Next, we need to create the function referenced in the previous block of code, which will in turn run the widget’s original display callback function, but will capture its output using PHP output buffering. Then, the widget_output filter will be run on the widget’s generated HTML markup, before being output to the page:

function my_custom_widget_callback_function() {
    global $wp_registered_widgets;
    $original_callback_params = func_get_args();
    $widget_id = $original_callback_params[0]['widget_id'];
    $original_callback = $wp_registered_widgets[ $widget_id ]['original_callback'];
    $wp_registered_widgets[ $widget_id ]['callback'] = $original_callback;
    $widget_id_base = $wp_registered_widgets[ $widget_id ]['callback'][0]->id_base;
    if ( is_callable( $original_callback ) ) {
        call_user_func_array( $original_callback, $original_callback_params );
        $widget_output = ob_get_clean();
        echo apply_filters( 'widget_output', $widget_output, $widget_id_base, $widget_id );

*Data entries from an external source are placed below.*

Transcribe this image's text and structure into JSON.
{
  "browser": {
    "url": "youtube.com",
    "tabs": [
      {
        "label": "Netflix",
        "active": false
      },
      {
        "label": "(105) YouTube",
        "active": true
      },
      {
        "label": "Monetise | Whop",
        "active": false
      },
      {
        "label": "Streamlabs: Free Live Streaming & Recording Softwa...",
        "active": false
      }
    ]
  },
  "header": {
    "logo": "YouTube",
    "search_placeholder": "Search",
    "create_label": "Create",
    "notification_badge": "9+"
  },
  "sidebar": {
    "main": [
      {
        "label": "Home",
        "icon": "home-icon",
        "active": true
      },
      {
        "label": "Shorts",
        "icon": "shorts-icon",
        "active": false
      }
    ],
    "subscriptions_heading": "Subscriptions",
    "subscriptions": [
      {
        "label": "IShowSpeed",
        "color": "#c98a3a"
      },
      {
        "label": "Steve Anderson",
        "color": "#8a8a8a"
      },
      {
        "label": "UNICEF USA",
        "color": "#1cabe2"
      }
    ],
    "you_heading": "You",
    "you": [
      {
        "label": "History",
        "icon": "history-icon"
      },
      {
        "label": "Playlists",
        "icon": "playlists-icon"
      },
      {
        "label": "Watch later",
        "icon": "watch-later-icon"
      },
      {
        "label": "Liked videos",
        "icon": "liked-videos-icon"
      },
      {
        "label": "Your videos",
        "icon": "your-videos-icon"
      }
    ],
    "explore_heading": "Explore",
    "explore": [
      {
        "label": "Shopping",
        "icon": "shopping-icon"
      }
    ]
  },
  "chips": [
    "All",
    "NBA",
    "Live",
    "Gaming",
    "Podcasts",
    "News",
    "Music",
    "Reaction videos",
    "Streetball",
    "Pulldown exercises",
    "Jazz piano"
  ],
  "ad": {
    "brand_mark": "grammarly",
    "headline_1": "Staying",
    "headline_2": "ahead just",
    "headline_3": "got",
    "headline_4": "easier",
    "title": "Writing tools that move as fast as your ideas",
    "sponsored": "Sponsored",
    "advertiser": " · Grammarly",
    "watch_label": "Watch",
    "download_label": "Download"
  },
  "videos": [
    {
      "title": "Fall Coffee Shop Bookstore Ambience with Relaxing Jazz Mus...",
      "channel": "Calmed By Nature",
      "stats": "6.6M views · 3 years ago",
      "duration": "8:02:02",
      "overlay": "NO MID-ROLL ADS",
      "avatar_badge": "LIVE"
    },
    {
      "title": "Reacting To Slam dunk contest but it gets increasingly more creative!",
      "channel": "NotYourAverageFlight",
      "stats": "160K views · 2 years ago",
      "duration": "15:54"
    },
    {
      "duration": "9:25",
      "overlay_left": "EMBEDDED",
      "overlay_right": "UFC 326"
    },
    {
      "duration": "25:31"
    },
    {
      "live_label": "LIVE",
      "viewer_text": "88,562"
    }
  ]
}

With that in place, you can do something like this in a plugin or theme, to modify the output of any widget:

function my_widget_output_filter( $widget_output, $widget_id_base, $widget_id ) {
    /* To target a specific widget ID: */
    if ( 'target_widget_id' == $widget_id ) {
        // Apply your desired search and replace operations here
    /* To target all widgets of a particular type: */
    if ( 'target_widget_type' == $widget_type ) {
        // Apply your desired search and replace operations here
    return $widget_output;
add_filter( 'widget_output', 'my_widget_output_filter', 10, 3 );

This code can be added to a plugin or theme to enable the filtering of widget output, and is also available in plugin form in the official WordPress plugin repository.

WP Stripe Email Receipts WordPress Plugin Released

I’m pleased to announce the release of my third WordPress plugin, WP Stripe Email Receipts.

From the plugin page‘s description:

The WP Stripe plugin by Noel Tock is a great solution for accepting credit cards payments and donations on your WordPress site, without needing to mess with PCI compliance, and it’s a wonderful alternative to PayPal. However, WP Stripe is lacking an important feature: the ability to send an email receipt to the user after they have made a transaction. That’s why I wrote this plugin: to add that functionality.

WP Stripe Email Receipts is an add-on to the WP Stripe plugin that will automatically send email receipts to your users. It also allows you to customize the “from” name, “from” email address, message subject, and message body text of the email that is sent.

Download WP Stripe Email Recipts from WordPress Extend.

A Jetpack Alternative

The Jetpack plugin by Automattic brings a number of useful features to self-hosted WordPress websites, but there are a few things that I don’t like about it.

My main complaint is that it has a number of different modules activated by default, and it is a royal pain to go through each one and turn them off manually when I only want one or two of its modules to be active on my site. This is a needless inconvenience. Not the end of the world, but still needless.

Next, it requires a account in order to function. I don’t have anything against, but I think it’s stupid that I have to log into a account even if I’m not using any of the cloud-based features in Jetpack.

Finally, I think it’s just big, bloated, intrusive, and annoying, even if it does have some useful features.

Enter Slim Jetpack, which is exactly what its name implies: a slimmed-down Jetpack.

From the plugin’s description:

Slim version of Jetpack unlinked from 🙂 Supercharge your self-hosted wp site even you’re NOT WP.COM users… I smashed the bundle to remove the annoying parts and keep the awesomeness.

Finally, a Jetpack that only does what I tell it to, and doesn’t require a connection to the cloud in order to function. HowardMei, you have saved me much time, annoyance, and frustration, and for that I thank you.

Plugin download: | GitHub